_Brief_
Collect from the data below each line with "designator".

[Dataset rows describing interfaces]

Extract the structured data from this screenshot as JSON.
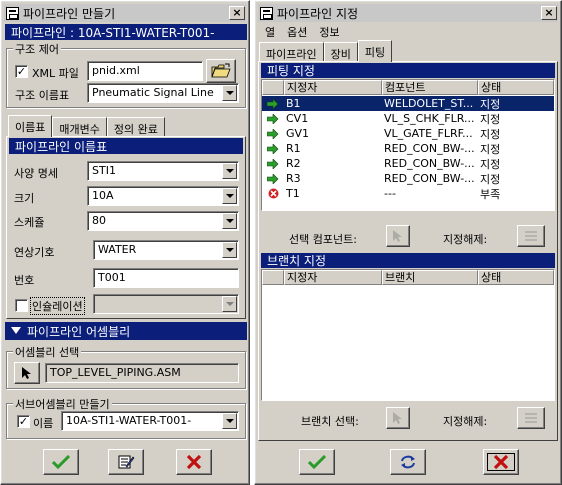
{
  "left_window": {
    "title": "파이프라인 만들기",
    "close": "×",
    "pipeline_banner": "파이프라인 : 10A-STI1-WATER-T001-",
    "structure_control": {
      "legend": "구조 제어",
      "xml_file_label": "XML 파일",
      "xml_file_checked": true,
      "xml_file_value": "pnid.xml",
      "structure_name_label": "구조 이름표",
      "structure_name_value": "Pneumatic Signal Line"
    },
    "tabs": [
      "이름표",
      "매개변수",
      "정의 완료"
    ],
    "pipeline_name_banner": "파이프라인 이름표",
    "fields": [
      {
        "label": "사양 명세",
        "value": "STI1"
      },
      {
        "label": "크기",
        "value": "10A"
      },
      {
        "label": "스케쥴",
        "value": "80"
      },
      {
        "label": "연상기호",
        "value": "WATER"
      },
      {
        "label": "번호",
        "value": "T001"
      }
    ],
    "insulation_label": "인슐레이션",
    "insulation_checked": false,
    "assembly_banner": "파이프라인 어셈블리",
    "assembly_select": {
      "legend": "어셈블리 선택",
      "value": "TOP_LEVEL_PIPING.ASM"
    },
    "sub_assembly": {
      "legend": "서브어셈블리 만들기",
      "name_label": "이름",
      "name_checked": true,
      "name_value": "10A-STI1-WATER-T001-"
    }
  },
  "right_window": {
    "title": "파이프라인 지정",
    "close": "×",
    "menu": [
      "열",
      "옵션",
      "정보"
    ],
    "tabs": [
      "파이프라인",
      "장비",
      "피팅"
    ],
    "fitting_banner": "피팅 지정",
    "fitting_columns": [
      "지정자",
      "컴포넌트",
      "상태"
    ],
    "fittings": [
      {
        "icon": "green-arrow",
        "designator": "B1",
        "component": "WELDOLET_ST...",
        "status": "지정",
        "selected": true
      },
      {
        "icon": "green-arrow",
        "designator": "CV1",
        "component": "VL_S_CHK_FLR...",
        "status": "지정",
        "selected": false
      },
      {
        "icon": "green-arrow",
        "designator": "GV1",
        "component": "VL_GATE_FLRF...",
        "status": "지정",
        "selected": false
      },
      {
        "icon": "green-arrow",
        "designator": "R1",
        "component": "RED_CON_BW-...",
        "status": "지정",
        "selected": false
      },
      {
        "icon": "green-arrow",
        "designator": "R2",
        "component": "RED_CON_BW-...",
        "status": "지정",
        "selected": false
      },
      {
        "icon": "green-arrow",
        "designator": "R3",
        "component": "RED_CON_BW-...",
        "status": "지정",
        "selected": false
      },
      {
        "icon": "red-x",
        "designator": "T1",
        "component": "---",
        "status": "부족",
        "selected": false
      }
    ],
    "select_component_label": "선택 컴포넌트:",
    "unassign_label": "지정해제:",
    "branch_banner": "브랜치 지정",
    "branch_columns": [
      "지정자",
      "브랜치",
      "상태"
    ],
    "select_branch_label": "브랜치 선택:",
    "branch_unassign_label": "지정해제:"
  },
  "colors": {
    "banner": "#0a1e7a",
    "selection": "#0a246a",
    "ok_green": "#2a9a2a",
    "cancel_red": "#c01010"
  }
}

_Expected answer_
        "designator": "B1",
        "designator": "CV1",
        "designator": "GV1",
        "designator": "R1",
        "designator": "R2",
        "designator": "R3",
        "designator": "T1",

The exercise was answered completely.